classical conversations tri 4 schools

Parents help students during an afternoon English grammar and writing class

During the other four days of the week, students work at home preparing for their next community day.  All communities work through the same cycles at the same time, so your child will be learning the same information as other children their age across the country and world.  The program is academically rigorous, and as described in a recent Forbes article on school choice, offers “an academic performance most public schools only dream of.”  While rigorous, the program is unique in that it allows for flexibility in application by empowering parents through content, and assignments that can be modified for each individual child.  Classical Conversations is a Christian program but welcomes families of all faiths and can be used by families choosing a secular approach.

What does Classical Conversations look like in Dane County?

  • Started six years ago with only three families.
  • Has grown to 113 students, 7.5% of the county’s home-school population, spread across three communities (West Madison, Verona, and East Madison).
  • Fourth community starting in New Glarus for 2017/2018 academic year.
  • Have programs available for students K4-6th grade and middle school (7th and 8th grade) in 2017/2018 academic year.
  • Affordable programs at a cost of $13.95 per week when broken down.
  • While under the umbrella of Classical Conversations, each community is independently run and locally controlled.

classical conversations tri 4 schools

Seventh graders working on year-end geography projects

How can I learn more?

  • Participate in our triathlons and visit the Classical Conversations table!
  • Attend an Information Meeting hosted by parents involved in the program to hear more and ask questions. To find the date of the next Information Meeting, go to
  • Attend their FREE 3-Day Parent Practicum. At this event, speakers discuss classical education in all three stages, a bookstore is on site to view curriculum materials, and you can meet families who use the classical model.  You don’t have to be a homeschooler to attend!  This year’s event is May 23-25 at Wellspring United Methodist Church in Madison.  To learn more, go to
  • Read! There are many great books on the topics of homeschooling as well as classical education.  Some titles to consider are:
    • Teaching the Trivium: Christian Homeschooling in a Classical Style
    • Classical Christian Education Made Approachable
    • The Well-Trained Mind
    • The Core
    • The Question
    • The Conversation

Are there other classical education options in Dane County?

Are you intrigued by the classical model of education but not sure you’re ready to make the transition into homeschooling?  You have options! While we learned the most about Classical Conversations since they are a partner of ours, we have found other classical options in the Madison area you may wish to investigate.

  • Charis Classical Academy: Charis Classical Academy employs a University Model in tandem with the classical education approach, where students attend classes 2-3 days per week and work at home on assignments the other 2-3 days per week.

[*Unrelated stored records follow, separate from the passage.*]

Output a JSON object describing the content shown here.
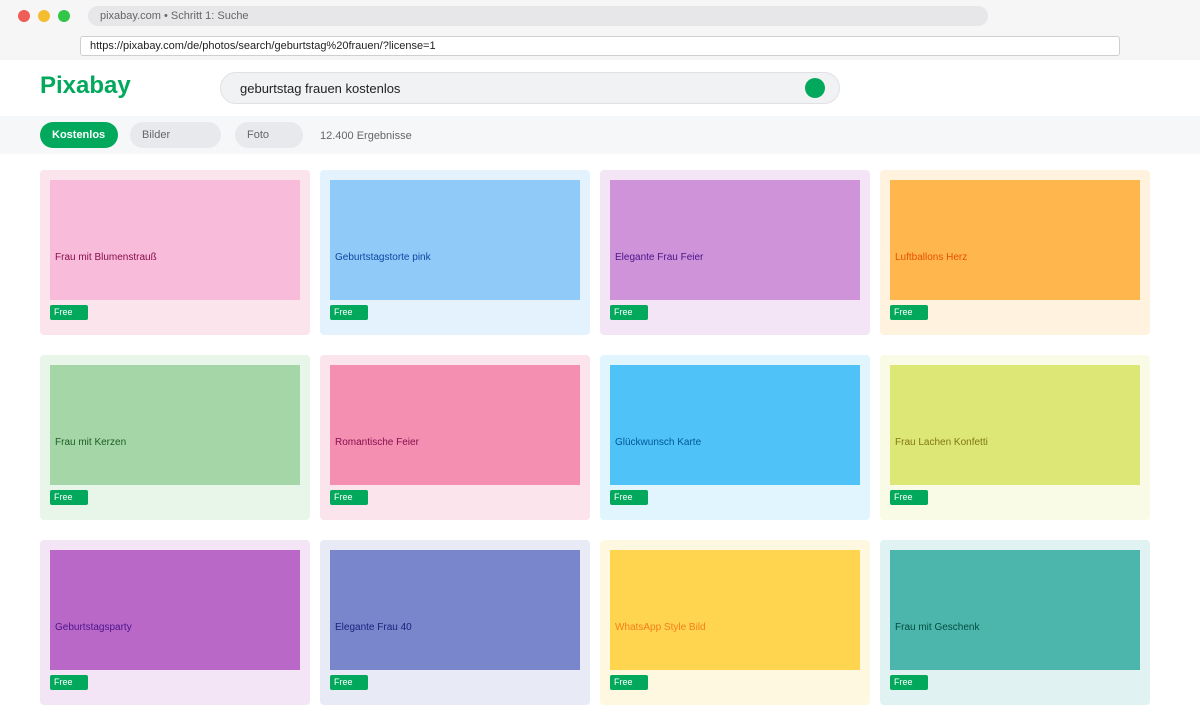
{
  "browser": {
    "tab_title": "pixabay.com • Schritt 1: Suche",
    "url": "https://pixabay.com/de/photos/search/geburtstag%20frauen/?license=1"
  },
  "header": {
    "logo": "Pixabay",
    "search_value": "geburtstag frauen kostenlos"
  },
  "filters": {
    "active": "Kostenlos",
    "type": "Bilder",
    "kind": "Foto",
    "result_count": "12.400 Ergebnisse"
  },
  "colors": {
    "brand": "#02a95c"
  },
  "results": [
    {
      "label": "Frau mit Blumenstrauß",
      "badge": "Free",
      "card_bg": "#fbe4ec",
      "thumb_bg": "#f8bbd9",
      "text_color": "#880e4f"
    },
    {
      "label": "Geburtstagstorte pink",
      "badge": "Free",
      "card_bg": "#e3f2fd",
      "thumb_bg": "#90caf9",
      "text_color": "#0d47a1"
    },
    {
      "label": "Elegante Frau Feier",
      "badge": "Free",
      "card_bg": "#f3e5f5",
      "thumb_bg": "#ce93d8",
      "text_color": "#4a148c"
    },
    {
      "label": "Luftballons Herz",
      "badge": "Free",
      "card_bg": "#fff3e0",
      "thumb_bg": "#ffb74d",
      "text_color": "#e65100"
    },
    {
      "label": "Frau mit Kerzen",
      "badge": "Free",
      "card_bg": "#e8f5e9",
      "thumb_bg": "#a5d6a7",
      "text_color": "#1b5e20"
    },
    {
      "label": "Romantische Feier",
      "badge": "Free",
      "card_bg": "#fce4ec",
      "thumb_bg": "#f48fb1",
      "text_color": "#880e4f"
    },
    {
      "label": "Glückwunsch Karte",
      "badge": "Free",
      "card_bg": "#e1f5fe",
      "thumb_bg": "#4fc3f7",
      "text_color": "#01579b"
    },
    {
      "label": "Frau Lachen Konfetti",
      "badge": "Free",
      "card_bg": "#f9fbe7",
      "thumb_bg": "#dce775",
      "text_color": "#827717"
    },
    {
      "label": "Geburtstagsparty",
      "badge": "Free",
      "card_bg": "#f3e5f5",
      "thumb_bg": "#ba68c8",
      "text_color": "#4a148c"
    },
    {
      "label": "Elegante Frau 40",
      "badge": "Free",
      "card_bg": "#e8eaf6",
      "thumb_bg": "#7986cb",
      "text_color": "#1a237e"
    },
    {
      "label": "WhatsApp Style Bild",
      "badge": "Free",
      "card_bg": "#fff8e1",
      "thumb_bg": "#ffd54f",
      "text_color": "#f57f17"
    },
    {
      "label": "Frau mit Geschenk",
      "badge": "Free",
      "card_bg": "#e0f2f1",
      "thumb_bg": "#4db6ac",
      "text_color": "#004d40"
    }
  ]
}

This is not homeschooling but rather a private school approach for students K-9th  This option is also Christian based.
  • Ambrose Academy: St. Ambrose Academy is a private school which provides junior and high school students with a classical education. This is a traditional 5 day a week school and is Catholic.
  • Shoreless Lake School: The Shoreless Lake School is also a traditional 5 day a week, Catholic school which aims to follow a classical approach.